In October 2007, the U.S. Department of Education issued new guidelines for the collection, documentation and reporting of data on race and ethnicity, effective for all reporting by fall 2010.

How has St. Lawrence implemented the new guidelines?

A tri-partite ad-hoc committee met in spring 2008 to identify the next steps for reaching compliance with the new regulations. The committee recommended the following processes for employees and for students, trying to make the data collection as convenient as possible:

  • Employees were resurveyed in connection with the annual address update that the Human Resources Office collects each summer. Affirmative action forms and forms newly hired employees complete with Human Resources were revised to reflect the new race/ethnicity categories and put into place July 1, 2008.
  • Enrolled undergraduate students were resurveyed at the end of the fall 2008 semester through APR (eSaint). When students logged on to APR, the collection form (see below) automatically loaded for students who have not yet submitted this information. A similar process was devised for new incoming/readmitted students in spring and fall 2009 and spring 2010. Beginning with fall 2010, the information was carried over from the Common Application form that was revised to reflect the new race/ethnicity categories. Students with missing records will then be contacted.
  • The Education Department collects the new race/ethnicity information through the graduate application form.

What is new for the data collection?

  1. Institutions are required to use a two-part question when collecting racial/ethnic information, similar to how the Census collects data:
    Question 1. Select ethnicity: Hispanic or Latino (yes or no)
    Question 2. Check one or more racial categories
  2. The racial categories have been expanded from 4 to 5 races, separating the current category Asian/Pacific Islander" into two categories of "Asian" and "Native Hawaiian or Other Pacific Islander".
  3. Institutions are required to maintain detailed information on student and employee responses for at least 3 years (or until completion of any legal action involving these records).

What is new for the data reporting?

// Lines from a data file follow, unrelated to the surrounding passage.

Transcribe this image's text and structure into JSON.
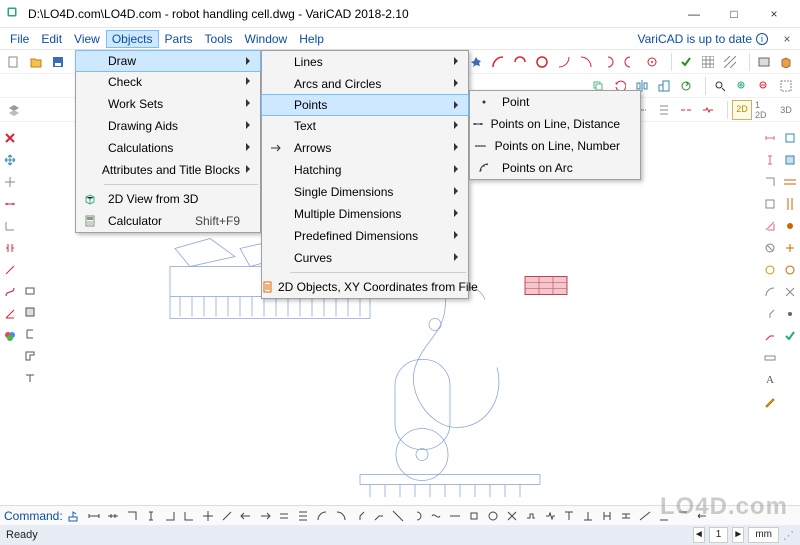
{
  "window": {
    "title": "D:\\LO4D.com\\LO4D.com - robot handling cell.dwg - VariCAD 2018-2.10",
    "minimize": "—",
    "maximize": "□",
    "close": "×"
  },
  "menubar": {
    "items": [
      "File",
      "Edit",
      "View",
      "Objects",
      "Parts",
      "Tools",
      "Window",
      "Help"
    ],
    "selected_index": 3,
    "right_text": "VariCAD is up to date"
  },
  "dropdown1": {
    "items": [
      {
        "label": "Draw",
        "arrow": true,
        "sel": true
      },
      {
        "label": "Check",
        "arrow": true
      },
      {
        "label": "Work Sets",
        "arrow": true
      },
      {
        "label": "Drawing Aids",
        "arrow": true
      },
      {
        "label": "Calculations",
        "arrow": true
      },
      {
        "label": "Attributes and Title Blocks",
        "arrow": true
      },
      {
        "sep": true
      },
      {
        "label": "2D View from 3D",
        "icon": "cube"
      },
      {
        "label": "Calculator",
        "shortcut": "Shift+F9",
        "icon": "calc"
      }
    ]
  },
  "dropdown2": {
    "items": [
      {
        "label": "Lines",
        "arrow": true
      },
      {
        "label": "Arcs and Circles",
        "arrow": true
      },
      {
        "label": "Points",
        "arrow": true,
        "sel": true
      },
      {
        "label": "Text",
        "arrow": true
      },
      {
        "label": "Arrows",
        "arrow": true,
        "icon": "arrow"
      },
      {
        "label": "Hatching",
        "arrow": true
      },
      {
        "label": "Single Dimensions",
        "arrow": true
      },
      {
        "label": "Multiple Dimensions",
        "arrow": true
      },
      {
        "label": "Predefined Dimensions",
        "arrow": true
      },
      {
        "label": "Curves",
        "arrow": true
      },
      {
        "sep": true
      },
      {
        "label": "2D Objects, XY Coordinates from File",
        "icon": "file"
      }
    ]
  },
  "dropdown3": {
    "items": [
      {
        "label": "Point",
        "icon": "pt"
      },
      {
        "label": "Points on Line, Distance",
        "icon": "ptd"
      },
      {
        "label": "Points on Line, Number",
        "icon": "ptn"
      },
      {
        "label": "Points on Arc",
        "icon": "pta"
      }
    ]
  },
  "commandline": {
    "label": "Command:"
  },
  "statusbar": {
    "ready": "Ready",
    "segments": [
      "1",
      "mm"
    ]
  },
  "watermark": "LO4D.com"
}
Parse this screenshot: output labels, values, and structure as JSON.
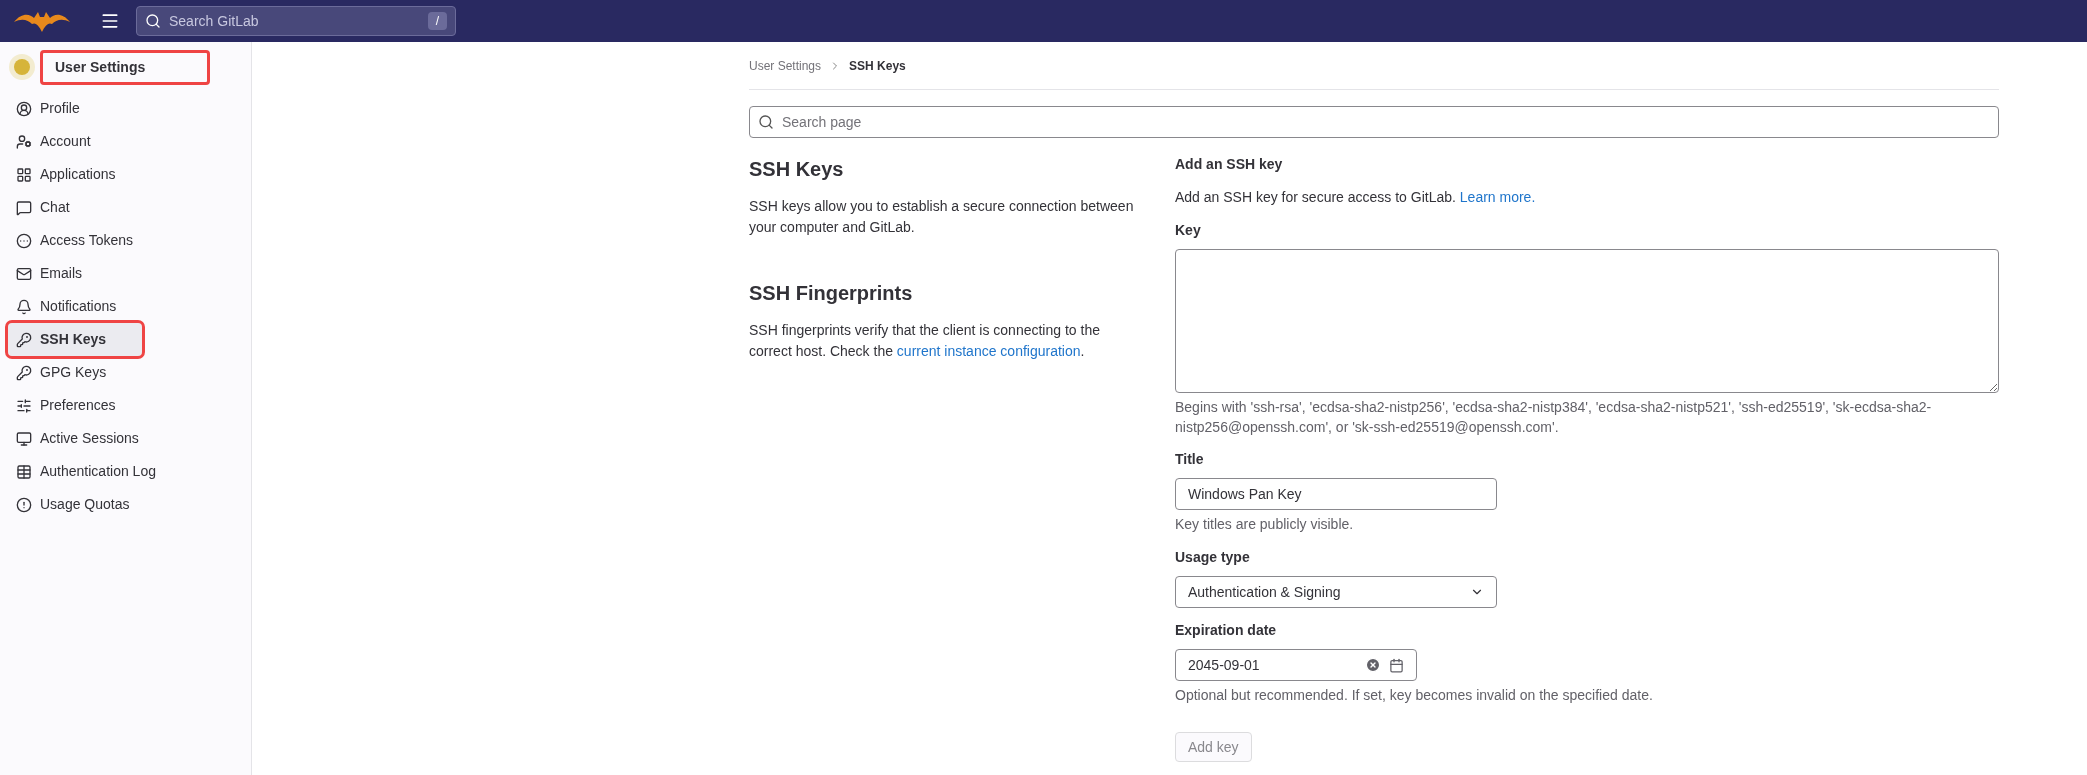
{
  "topbar": {
    "search": {
      "placeholder": "Search GitLab",
      "shortcut": "/"
    }
  },
  "sidebar": {
    "title": "User Settings",
    "title_annotated": true,
    "items": [
      {
        "label": "Profile",
        "selected": false,
        "annotated": false
      },
      {
        "label": "Account",
        "selected": false,
        "annotated": false
      },
      {
        "label": "Applications",
        "selected": false,
        "annotated": false
      },
      {
        "label": "Chat",
        "selected": false,
        "annotated": false
      },
      {
        "label": "Access Tokens",
        "selected": false,
        "annotated": false
      },
      {
        "label": "Emails",
        "selected": false,
        "annotated": false
      },
      {
        "label": "Notifications",
        "selected": false,
        "annotated": false
      },
      {
        "label": "SSH Keys",
        "selected": true,
        "annotated": true
      },
      {
        "label": "GPG Keys",
        "selected": false,
        "annotated": false
      },
      {
        "label": "Preferences",
        "selected": false,
        "annotated": false
      },
      {
        "label": "Active Sessions",
        "selected": false,
        "annotated": false
      },
      {
        "label": "Authentication Log",
        "selected": false,
        "annotated": false
      },
      {
        "label": "Usage Quotas",
        "selected": false,
        "annotated": false
      }
    ]
  },
  "breadcrumb": [
    "User Settings",
    "SSH Keys"
  ],
  "page_search": {
    "placeholder": "Search page"
  },
  "sections": [
    {
      "title": "SSH Keys",
      "text": "SSH keys allow you to establish a secure connection between your computer and GitLab."
    },
    {
      "title": "SSH Fingerprints",
      "text": "SSH fingerprints verify that the client is connecting to the correct host. Check the",
      "link": "current instance configuration",
      "after": "."
    }
  ],
  "form": {
    "heading": "Add an SSH key",
    "intro": "Add an SSH key for secure access to GitLab.",
    "intro_link": "Learn more.",
    "key_label": "Key",
    "key_hint": "Begins with 'ssh-rsa', 'ecdsa-sha2-nistp256', 'ecdsa-sha2-nistp384', 'ecdsa-sha2-nistp521', 'ssh-ed25519', 'sk-ecdsa-sha2-nistp256@openssh.com', or 'sk-ssh-ed25519@openssh.com'.",
    "title_label": "Title",
    "title_value": "Windows Pan Key",
    "title_hint": "Key titles are publicly visible.",
    "usage_label": "Usage type",
    "usage_value": "Authentication & Signing",
    "expiration_label": "Expiration date",
    "expiration_value": "2045-09-01",
    "expiration_hint": "Optional but recommended. If set, key becomes invalid on the specified date.",
    "submit": {
      "label": "Add key",
      "disabled": true
    }
  }
}
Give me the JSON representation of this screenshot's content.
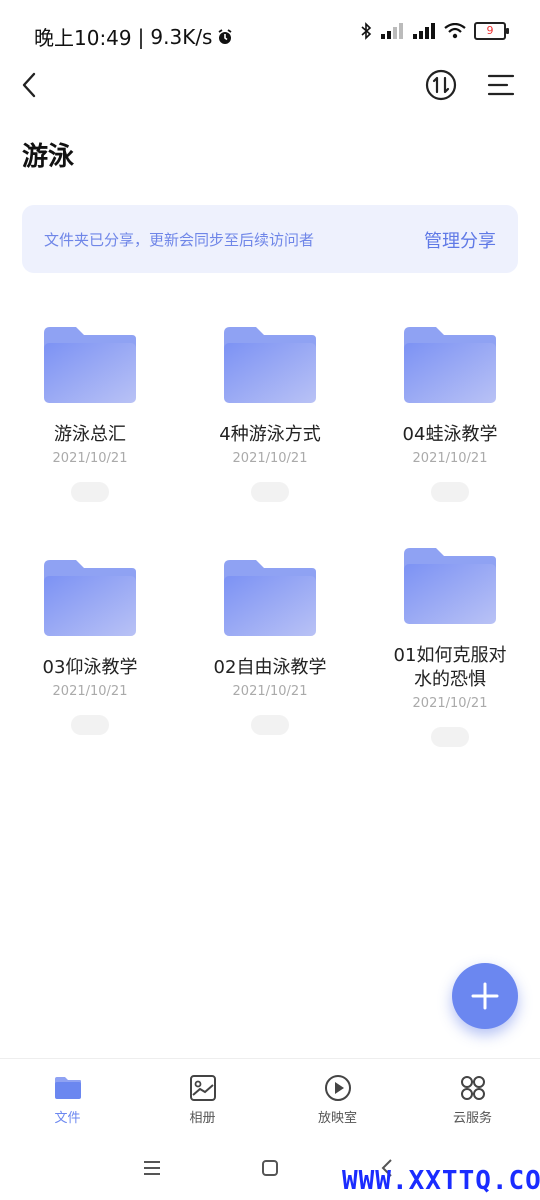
{
  "status": {
    "time": "晚上10:49",
    "speed": "9.3K/s",
    "battery": "9"
  },
  "header": {
    "title": "游泳"
  },
  "share": {
    "text": "文件夹已分享，更新会同步至后续访问者",
    "button": "管理分享"
  },
  "folders": [
    {
      "name": "游泳总汇",
      "date": "2021/10/21"
    },
    {
      "name": "4种游泳方式",
      "date": "2021/10/21"
    },
    {
      "name": "04蛙泳教学",
      "date": "2021/10/21"
    },
    {
      "name": "03仰泳教学",
      "date": "2021/10/21"
    },
    {
      "name": "02自由泳教学",
      "date": "2021/10/21"
    },
    {
      "name": "01如何克服对水的恐惧",
      "date": "2021/10/21"
    }
  ],
  "nav": [
    {
      "label": "文件",
      "icon": "folder-icon"
    },
    {
      "label": "相册",
      "icon": "album-icon"
    },
    {
      "label": "放映室",
      "icon": "play-icon"
    },
    {
      "label": "云服务",
      "icon": "grid-icon"
    }
  ],
  "watermark": "WWW.XXTTQ.COM",
  "colors": {
    "accent": "#6b87f0",
    "banner_bg": "#eef1fd"
  }
}
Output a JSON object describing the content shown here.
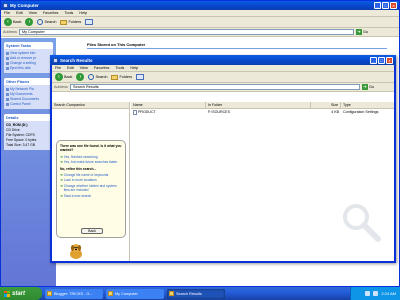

  1. For official reporting to the federal and the State Education Departments, institutions are required to report aggregate data using nine categories, where race will only be reported for individuals of non-Hispanic origin.
  2. For official reporting, the reporting of two or more races are allowed (in the past, these individuals had to be reported in the "unknown" category.) However, since the new data collection format encourages the reporting of multiple races, it is expected that more individuals will fall into the "two or more races" categories in the future than they have in the past.
  3. Institutions, however, might decide to summarize the information differently for internal purpose.